--- To do ---
For the listing below, give the number of lines that include "photo" and add nothing to it.

--- Data for this exercise ---
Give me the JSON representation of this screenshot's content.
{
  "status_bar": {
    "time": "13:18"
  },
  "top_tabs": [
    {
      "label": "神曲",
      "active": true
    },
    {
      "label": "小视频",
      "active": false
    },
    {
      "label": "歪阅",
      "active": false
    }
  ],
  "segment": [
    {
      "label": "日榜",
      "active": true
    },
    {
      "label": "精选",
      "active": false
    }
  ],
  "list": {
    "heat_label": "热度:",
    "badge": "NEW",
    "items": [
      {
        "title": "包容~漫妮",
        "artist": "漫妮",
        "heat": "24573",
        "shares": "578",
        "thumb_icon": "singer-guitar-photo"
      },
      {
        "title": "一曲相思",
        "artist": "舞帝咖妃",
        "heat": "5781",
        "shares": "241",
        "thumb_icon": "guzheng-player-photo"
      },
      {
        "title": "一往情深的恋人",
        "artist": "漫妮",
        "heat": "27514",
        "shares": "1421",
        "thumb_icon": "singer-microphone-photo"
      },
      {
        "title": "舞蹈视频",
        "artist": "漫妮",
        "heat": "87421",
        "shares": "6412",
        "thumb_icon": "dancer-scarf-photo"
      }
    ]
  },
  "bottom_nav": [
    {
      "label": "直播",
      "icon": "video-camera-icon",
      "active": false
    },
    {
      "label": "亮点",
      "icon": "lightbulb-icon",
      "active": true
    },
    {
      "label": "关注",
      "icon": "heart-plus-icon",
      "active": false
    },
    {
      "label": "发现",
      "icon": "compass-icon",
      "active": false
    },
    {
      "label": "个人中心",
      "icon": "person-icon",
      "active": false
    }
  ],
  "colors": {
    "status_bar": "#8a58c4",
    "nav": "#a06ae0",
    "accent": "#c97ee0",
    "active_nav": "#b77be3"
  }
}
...
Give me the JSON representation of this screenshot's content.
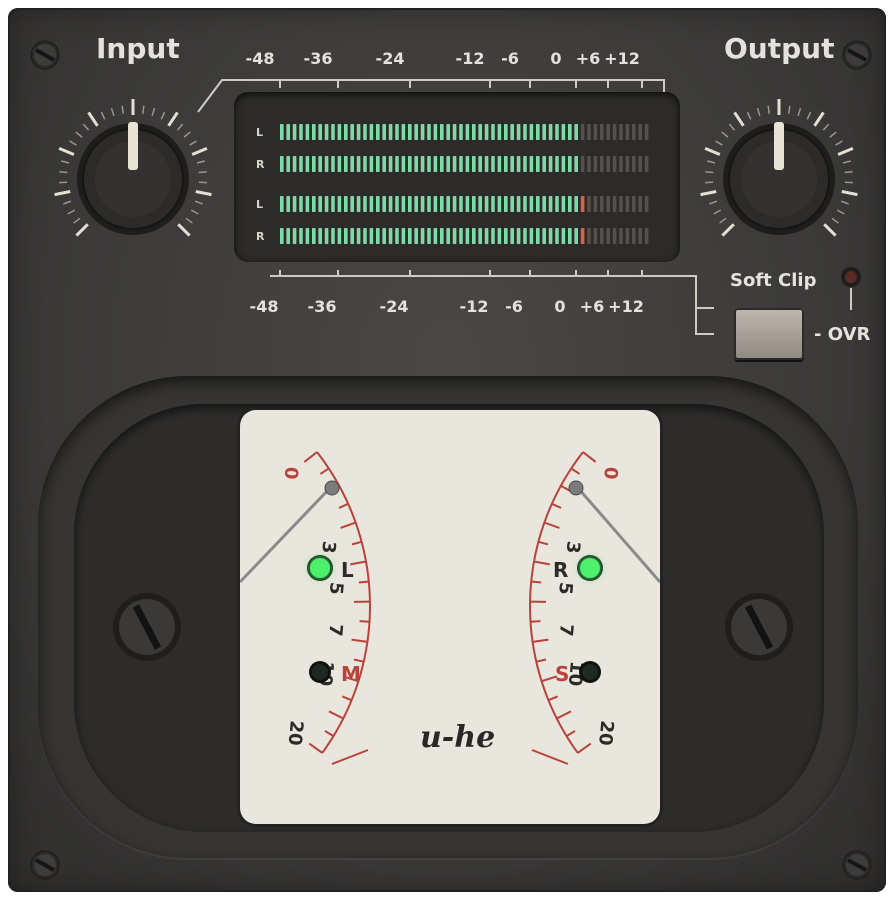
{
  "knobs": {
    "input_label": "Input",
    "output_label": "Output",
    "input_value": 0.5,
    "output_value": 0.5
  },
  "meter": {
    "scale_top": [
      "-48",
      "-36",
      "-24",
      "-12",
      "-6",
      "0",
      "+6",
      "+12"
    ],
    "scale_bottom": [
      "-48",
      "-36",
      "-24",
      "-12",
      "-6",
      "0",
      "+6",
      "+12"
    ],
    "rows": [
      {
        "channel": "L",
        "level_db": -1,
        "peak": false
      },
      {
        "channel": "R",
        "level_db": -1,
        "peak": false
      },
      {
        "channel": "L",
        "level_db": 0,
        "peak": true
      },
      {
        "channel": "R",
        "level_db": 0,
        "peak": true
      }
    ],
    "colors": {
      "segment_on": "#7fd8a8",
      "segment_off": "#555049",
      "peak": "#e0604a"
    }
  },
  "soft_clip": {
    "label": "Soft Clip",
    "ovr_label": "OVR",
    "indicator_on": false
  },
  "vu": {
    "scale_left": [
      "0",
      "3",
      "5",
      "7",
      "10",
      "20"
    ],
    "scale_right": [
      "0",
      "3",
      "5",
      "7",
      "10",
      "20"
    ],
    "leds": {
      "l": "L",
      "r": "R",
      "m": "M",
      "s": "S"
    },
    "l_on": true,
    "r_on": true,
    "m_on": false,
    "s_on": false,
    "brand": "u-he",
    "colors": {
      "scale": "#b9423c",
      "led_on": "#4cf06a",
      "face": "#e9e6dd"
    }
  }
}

--- Task answer ---
4